Although the finished product works well enough, it’s also becoming increasingly apparent that the Volt missed two key project goals. GM’s oft-stated promise that the Volt would achieve 50 mpg in CS mode is history. The fact that GM felt the need to optimize the fuel consumption of the Volt by using premium (required, not just recommended) indicates how rather inefficiently its serial-predominant hybrid system works. It’s not a matter of ragging on about that; it’s just a surprise to those of us who argued endlessly which system (serial or parallel) was more efficient.
And now another long held Volt assumption is deflated. Based on GM statements made during the Volt’s long development, the universal understanding was that the Volt would use 8 Kwh of its 16 Kwh battery pack to achieve its 40 mile AER goal. It now turns out that 10.4 Kwh will be utilized. Sounds like small potatoes, but there are three not insignificant consequences as a result:
The very immediate and obvious one is that it will take more electricity to recharge the Volt. Given the losses of conversion at the charger and in the battery, it will probably take 12 to 13 Kwh of metered electricity to recharge a depleted Volt battery, so that the electric “fuel” costs in calculating the Volt’s operating costs need to be increased by some 20%-25%.

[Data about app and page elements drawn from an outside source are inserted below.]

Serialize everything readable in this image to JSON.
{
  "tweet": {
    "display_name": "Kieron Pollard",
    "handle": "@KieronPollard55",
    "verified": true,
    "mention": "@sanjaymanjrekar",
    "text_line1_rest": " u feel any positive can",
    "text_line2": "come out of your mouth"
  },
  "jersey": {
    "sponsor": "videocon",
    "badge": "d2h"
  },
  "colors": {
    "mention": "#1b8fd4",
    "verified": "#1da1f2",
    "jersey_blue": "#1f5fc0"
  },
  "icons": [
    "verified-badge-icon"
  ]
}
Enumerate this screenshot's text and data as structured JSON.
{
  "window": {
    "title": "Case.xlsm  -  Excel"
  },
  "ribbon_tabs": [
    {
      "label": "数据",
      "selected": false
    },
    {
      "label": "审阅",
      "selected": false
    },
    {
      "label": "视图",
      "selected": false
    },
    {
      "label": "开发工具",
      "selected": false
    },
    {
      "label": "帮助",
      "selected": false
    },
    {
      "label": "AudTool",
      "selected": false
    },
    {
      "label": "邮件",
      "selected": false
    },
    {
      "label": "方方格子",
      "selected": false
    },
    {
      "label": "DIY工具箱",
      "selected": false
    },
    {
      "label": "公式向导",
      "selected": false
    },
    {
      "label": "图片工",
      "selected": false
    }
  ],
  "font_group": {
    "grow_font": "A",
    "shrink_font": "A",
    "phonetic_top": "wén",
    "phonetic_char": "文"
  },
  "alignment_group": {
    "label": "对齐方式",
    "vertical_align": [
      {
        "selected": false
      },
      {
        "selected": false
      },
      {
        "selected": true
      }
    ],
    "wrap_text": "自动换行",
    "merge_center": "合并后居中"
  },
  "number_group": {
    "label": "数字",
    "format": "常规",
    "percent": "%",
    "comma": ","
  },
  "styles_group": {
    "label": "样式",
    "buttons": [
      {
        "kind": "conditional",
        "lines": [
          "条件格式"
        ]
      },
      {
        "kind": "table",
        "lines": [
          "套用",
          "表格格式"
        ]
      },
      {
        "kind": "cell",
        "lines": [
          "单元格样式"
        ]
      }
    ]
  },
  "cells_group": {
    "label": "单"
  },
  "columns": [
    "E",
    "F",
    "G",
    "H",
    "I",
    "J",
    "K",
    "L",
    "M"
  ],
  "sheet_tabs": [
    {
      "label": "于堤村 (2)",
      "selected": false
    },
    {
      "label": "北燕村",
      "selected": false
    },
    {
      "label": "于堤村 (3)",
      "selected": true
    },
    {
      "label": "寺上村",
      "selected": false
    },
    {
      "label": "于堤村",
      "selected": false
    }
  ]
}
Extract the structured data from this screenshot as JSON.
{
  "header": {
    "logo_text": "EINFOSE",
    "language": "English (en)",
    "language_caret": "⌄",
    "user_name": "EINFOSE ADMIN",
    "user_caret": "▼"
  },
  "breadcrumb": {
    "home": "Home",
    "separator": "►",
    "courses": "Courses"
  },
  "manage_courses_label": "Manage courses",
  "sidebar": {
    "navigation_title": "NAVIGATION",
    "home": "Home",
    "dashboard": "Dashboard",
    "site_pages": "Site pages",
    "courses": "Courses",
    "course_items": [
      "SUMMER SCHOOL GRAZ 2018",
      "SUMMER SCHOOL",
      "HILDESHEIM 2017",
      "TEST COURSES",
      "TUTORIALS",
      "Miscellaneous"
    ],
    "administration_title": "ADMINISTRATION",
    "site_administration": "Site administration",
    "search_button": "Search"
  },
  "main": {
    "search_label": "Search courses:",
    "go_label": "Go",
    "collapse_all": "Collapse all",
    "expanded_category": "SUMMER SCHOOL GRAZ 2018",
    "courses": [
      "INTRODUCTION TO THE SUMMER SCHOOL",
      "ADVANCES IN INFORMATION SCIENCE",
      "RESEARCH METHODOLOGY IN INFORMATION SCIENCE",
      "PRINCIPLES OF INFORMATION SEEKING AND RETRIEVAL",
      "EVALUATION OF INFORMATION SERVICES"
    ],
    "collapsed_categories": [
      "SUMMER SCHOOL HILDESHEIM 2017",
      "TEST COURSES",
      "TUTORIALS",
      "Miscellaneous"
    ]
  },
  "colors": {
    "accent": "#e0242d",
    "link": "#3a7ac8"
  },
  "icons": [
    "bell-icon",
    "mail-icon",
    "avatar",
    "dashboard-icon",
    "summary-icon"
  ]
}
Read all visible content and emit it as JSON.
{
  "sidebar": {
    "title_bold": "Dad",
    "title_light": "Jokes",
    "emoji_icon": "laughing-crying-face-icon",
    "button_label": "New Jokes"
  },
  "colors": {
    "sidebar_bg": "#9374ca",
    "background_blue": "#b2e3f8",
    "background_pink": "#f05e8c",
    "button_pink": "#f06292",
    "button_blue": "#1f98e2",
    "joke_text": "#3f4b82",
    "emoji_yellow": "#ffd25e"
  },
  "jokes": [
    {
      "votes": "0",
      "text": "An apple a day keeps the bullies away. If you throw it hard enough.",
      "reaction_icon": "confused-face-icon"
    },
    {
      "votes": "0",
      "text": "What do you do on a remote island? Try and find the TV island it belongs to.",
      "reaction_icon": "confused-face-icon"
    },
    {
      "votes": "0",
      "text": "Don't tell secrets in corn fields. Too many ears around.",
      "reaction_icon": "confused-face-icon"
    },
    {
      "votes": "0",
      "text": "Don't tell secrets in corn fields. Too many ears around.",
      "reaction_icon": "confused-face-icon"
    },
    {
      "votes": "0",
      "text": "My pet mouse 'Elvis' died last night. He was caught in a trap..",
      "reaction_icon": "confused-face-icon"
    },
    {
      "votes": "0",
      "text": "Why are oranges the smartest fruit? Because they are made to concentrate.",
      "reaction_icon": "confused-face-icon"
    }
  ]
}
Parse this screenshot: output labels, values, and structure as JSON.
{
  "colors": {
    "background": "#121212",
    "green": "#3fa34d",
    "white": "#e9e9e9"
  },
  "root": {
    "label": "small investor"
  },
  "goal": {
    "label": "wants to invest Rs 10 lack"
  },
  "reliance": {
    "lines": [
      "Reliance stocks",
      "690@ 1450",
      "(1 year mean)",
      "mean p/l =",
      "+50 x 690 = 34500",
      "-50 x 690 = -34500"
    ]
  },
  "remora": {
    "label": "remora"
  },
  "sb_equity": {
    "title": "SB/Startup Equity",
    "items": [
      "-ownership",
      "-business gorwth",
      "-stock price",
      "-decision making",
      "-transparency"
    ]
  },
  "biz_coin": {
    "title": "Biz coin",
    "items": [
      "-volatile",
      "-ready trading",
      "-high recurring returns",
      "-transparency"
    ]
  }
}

The more serious issue is that this deeper rate of discharge will stress the battery to a greater degree. Unsurprisingly, GM says, and presumably believes, that this is not a significant issue, and has confidence in the battery’s long-term health over its projected life. GM has said that the battery will lose between 10% to 30% of its capacity during the 8 years/100k miles of the warranty period. Whether the consumer or GM are hurt more if the Volt battery eventually turns out to age more rapidly is unknown, but it does increase the odds of there being an impact as a result of the deeper discharge.
Why was this change made? The Volt wouldn’t have met its nominal 40 mile AER without it. This and the Volt’s lower gasoline economy are interrelated. Both early Volt goals (40 mile AER on 8Kwh and 50 mpg in CS mode) were not met, because the Volt turned out to be less efficient in both modes.
Whether that’s the fault of excessive weight (some 3800 lbs), or less-than sterling aerodynamics (Cd: .28, same as a W124 Mercedes of 25 years ago), or other inefficiencies, is not known. Yes, the Volt works, just not as efficiently as hoped for, by both its maker and those that have followed its development.